Democratic congressional hopeful Jess King said in a public forum Monday that U.S. Rep. Lloyd Smucker was trying to stoke fear and “tell lies just to get elected” while the incumbent defended his controversial television ads and called her criticisms “naive at best.”
The forum, designed for high school students from across Lancaster County to engage with the 11th Congressional District candidates, touched on a range of issues while diverting multiple times to the latest attack ads.
“This is part of the problem in the political moment. Congressman Smucker knows that I’m not for legalizing heroin,” King said, referring to Smucker’s ad that claims a progressive group that endorsed her supports legalizing all drugs. “Like, you know me and you know my character. The fact that that is something that he OK’d to put on TV — I truly don’t understand it.”
Smucker defended his ad, accurately saying the website for the national group, Justice Democrats, previously stated its platform was for “legalization and regulation” of drugs.
Smucker did not say, however, that the website never specifically mentioned legalizing heroin — or that the website has since changed to specify the platform is about legalizing marijuana. A Justice Democrats’ spokesperson also told LNP last week that it was “laughable to suggest” they want to legalize heroin.
“What I don’t understand is why you would specifically fill out the questionnaire and ask for the endorsement of the group that you do not agree with,” Smucker maintained.
The back-and-forth was the most heated moment of the candidates’ second public debate this month. (Watch a replay of the event below.)
They will meet for a third time at a forum Tuesday night in Wrightsville.
Monday’s event was part of the first-ever Democracy Day hosted by LNP Media Group and the Lancaster Chamber at Garden Spot High School. After a morning session where students from 26 public, private and parochial high schools gathered to develop questions, seven students were selected to pose them on stage to the candidates.
Smucker, a West Lampeter Township Republican, is seeking a second term on Nov. 6. King, a Lancaster Democrat, is an economic development nonprofit director running for office for the first time.
The discussion focused on everything from immigration and election security to school safety and agriculture as the students posed their questions.
In the ongoing discussion of the ad, King also called it “patently false” to claim she supports “open borders” and abolishing the Immigration and Customs Enforcement agency — which the ad does with a dramatic voiceover and flashes of black-and-white images of tattooed men and drug paraphernalia.
“I would like you to not stoke fear in the way that you are,” King said. “I mean, honestly, we look at the conditions of this country right now and you can argue what happened in Pittsburgh was a result of our fear-based politics.

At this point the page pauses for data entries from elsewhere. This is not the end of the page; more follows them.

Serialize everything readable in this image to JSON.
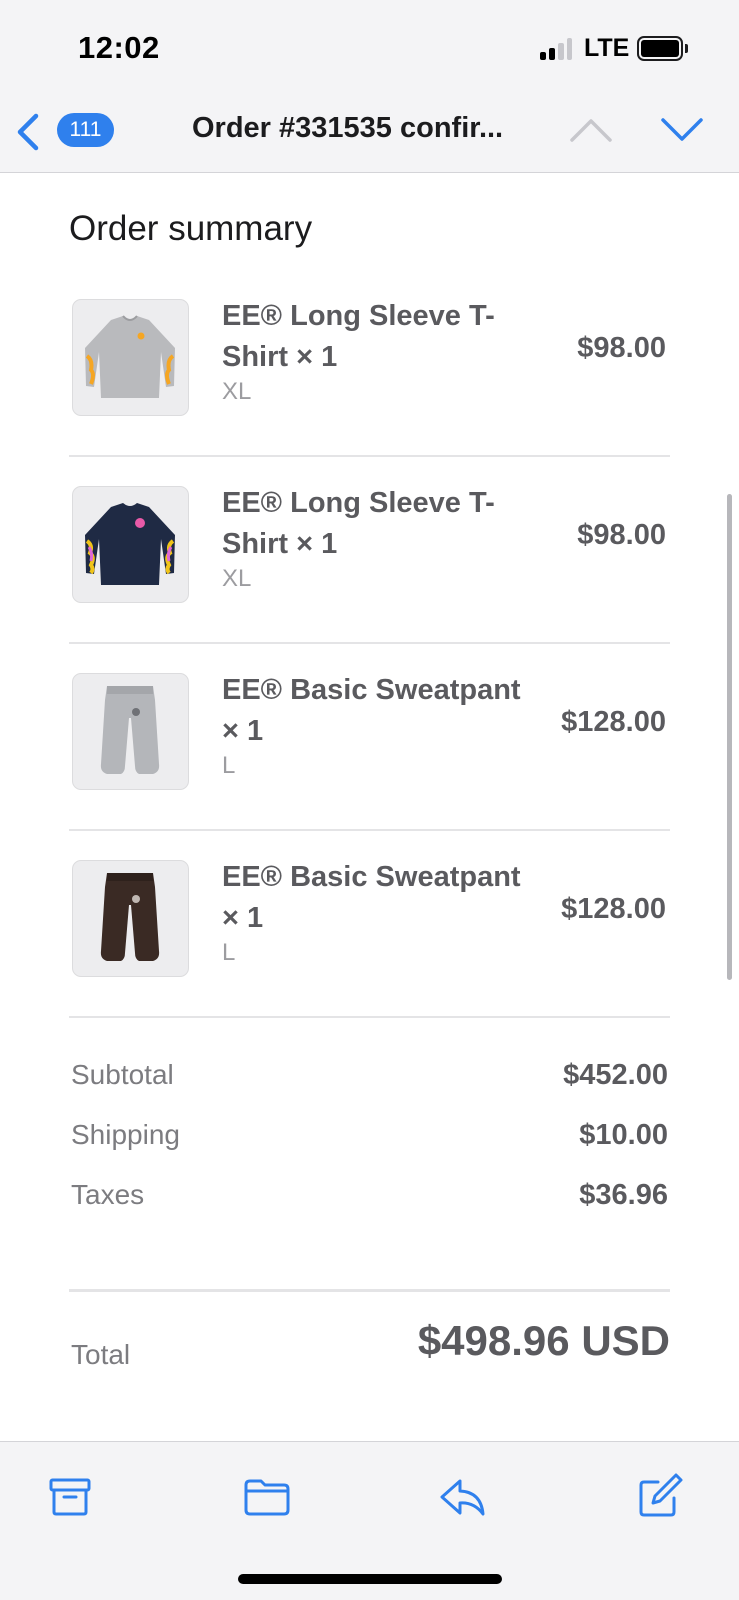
{
  "status_bar": {
    "time": "12:02",
    "network": "LTE",
    "icons": [
      "cellular-signal-icon",
      "battery-icon"
    ]
  },
  "nav": {
    "back_icon": "chevron-left-icon",
    "unread_count": "111",
    "title": "Order #331535 confir...",
    "prev_icon": "chevron-up-icon",
    "next_icon": "chevron-down-icon",
    "accent_color": "#2f80ed"
  },
  "summary": {
    "title": "Order summary",
    "items": [
      {
        "name": "EE® Long Sleeve T-Shirt × 1",
        "variant": "XL",
        "price": "$98.00",
        "thumbnail_icon": "grey-long-sleeve-shirt-icon"
      },
      {
        "name": "EE® Long Sleeve T-Shirt × 1",
        "variant": "XL",
        "price": "$98.00",
        "thumbnail_icon": "navy-long-sleeve-shirt-icon"
      },
      {
        "name": "EE® Basic Sweatpant × 1",
        "variant": "L",
        "price": "$128.00",
        "thumbnail_icon": "grey-sweatpant-icon"
      },
      {
        "name": "EE® Basic Sweatpant × 1",
        "variant": "L",
        "price": "$128.00",
        "thumbnail_icon": "brown-sweatpant-icon"
      }
    ],
    "totals": [
      {
        "label": "Subtotal",
        "value": "$452.00"
      },
      {
        "label": "Shipping",
        "value": "$10.00"
      },
      {
        "label": "Taxes",
        "value": "$36.96"
      }
    ],
    "total": {
      "label": "Total",
      "value": "$498.96 USD"
    }
  },
  "toolbar": {
    "icons": [
      "archive-icon",
      "folder-icon",
      "reply-icon",
      "compose-icon"
    ]
  }
}
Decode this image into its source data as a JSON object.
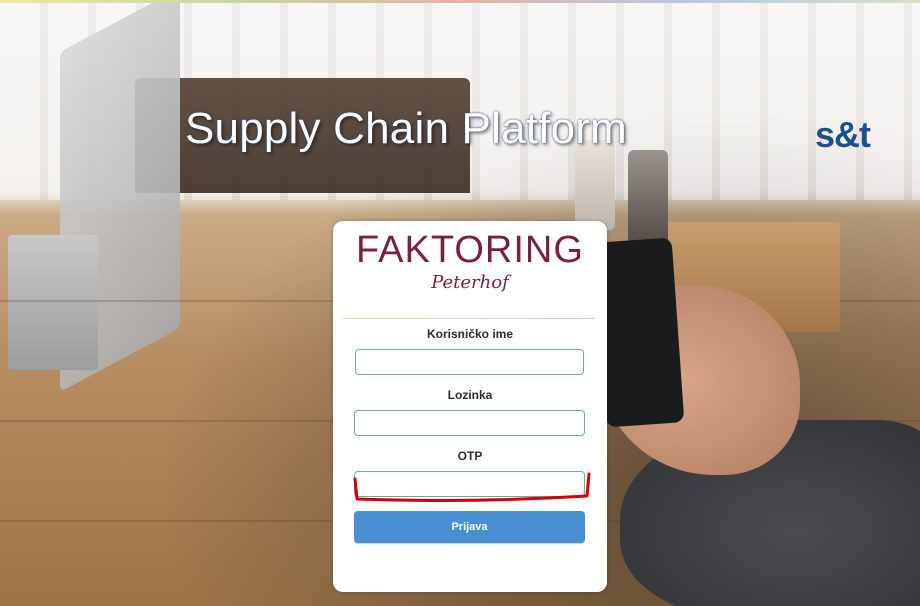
{
  "header": {
    "title": "Supply Chain Platform",
    "brand": "s&t"
  },
  "logo": {
    "main": "FAKTORING",
    "sub": "Peterhof"
  },
  "form": {
    "username_label": "Korisničko ime",
    "username_value": "",
    "password_label": "Lozinka",
    "password_value": "",
    "otp_label": "OTP",
    "otp_value": "",
    "submit_label": "Prijava"
  },
  "colors": {
    "button": "#4a8fd1",
    "logo": "#7a1f3d",
    "brand": "#1d4f91",
    "otp_highlight": "#d40000"
  }
}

We have to stop. And to talk about facts. That’s my request of you. To stop throwing on labels and to actually talk about what’s actually real in this moment. So I don't support open borders. I never said I’m in support of abolishing ICE.”
Smucker responded, “To say that I’m stoking fear when I’m talking about individuals who want to come into the country to harm us is naive at best. We know what happened on 9/11. We know that ISIS is out to destroy us. We now that terrorists from other countries are out to harm American citizens and as I said one of the top roles of the federal government is to ensure we can all feel safe.”
On the issues
Responding to the students’ issue-based questions, the candidates revealed their divisions.
Smucker said school safety efforts should focus on identifying mental health problems and at-risk students early. King talked about mental health care but first mentioned comprehensive gun background check reform and banning weapons like bump stocks.
On the job market and education, Smucker said more resources should be available for high school students to know about college majors and the availability of jobs, many of which don’t need four-year degrees. King spoke about her support for debt-free public colleges by investing in public higher education.
On actual immigration reform, King spoke mostly about the importance of resettling refugees — an effort that the Trump administration has significantly scaled back. Smucker said securing the border should come first, and then lawmakers can talk about legal immigration like securing a permanent legal status for young immigrants in the Deferred Action for Childhood Arrivals program.
Asked what they’d propose as a 28th constitutional amendment, Smucker said it should be one to balance the federal budget. King picked campaign finance reform to lessen the influence of “special interests” in Washington.
And, at the end, answering a question about the polarized nature of “entrenched party politics,” Smucker talked about having respect for the opposing party while King said the conversation should focus on bipartisan solutions.
Moments later, they were arguing again over Smucker’s latest ad.